When to Use the EXCEPT Operator

I was recently asked by a jr level guy when exactly it would be appropriate to use EXCEPT.  I've written about [[INTERSECT and EXCEPT]] when these first made their appearance in SQL Server 2005.  The problem for most people is they are not sure when to use a new feature unless they know the problem the new feature is trying to solve, or the new pattern the feature affords to us.  

Briefly, EXCEPT shows you everything in the first SELECT that does not exist in the second SELECT.  Great, so now when do we use it?
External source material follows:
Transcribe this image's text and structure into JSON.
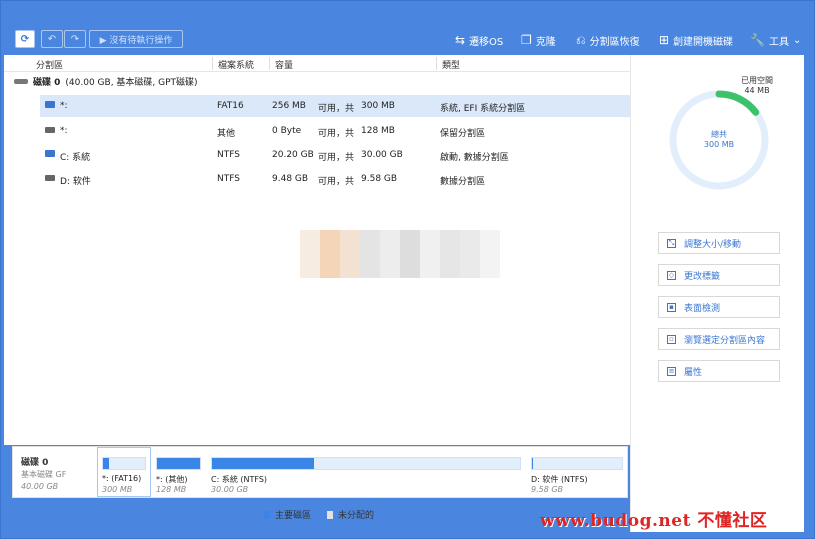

  • If you would normally code a WHERE NOT EXISTS or WHERE NOT IN, you can (usually) replace that with an EXCEPT.  
  • If you would normally code a LEFT OUTER JOIN with a NULL filter in the WHERE clause you can probably replace that with an EXCEPT.  

In essence, we are removing one set of data from another.  

So which is better, WHERE NOT EXISTS or EXCEPT?  

For readability I think EXCEPT is far easier to read.  Since we don't need to correlate the queries I find EXCEPT is less prone to bugs due to carelessness.  I think it's also easier to visualize how to unit tests a query with an EXCEPT vs a query written with WHERE NOT EXISTS.  

For performance it is a toss up and you really need to test.  In my experience EXCEPT is a little bit better if you are nesting additional correlated subqueries in your WHERE NOT EXISTS.  EXCEPT is a much cleaner query plan, and although that doesn't mean it is faster, I think your odds of a bad plan getting cached are lessened.  This is a big problem where I work.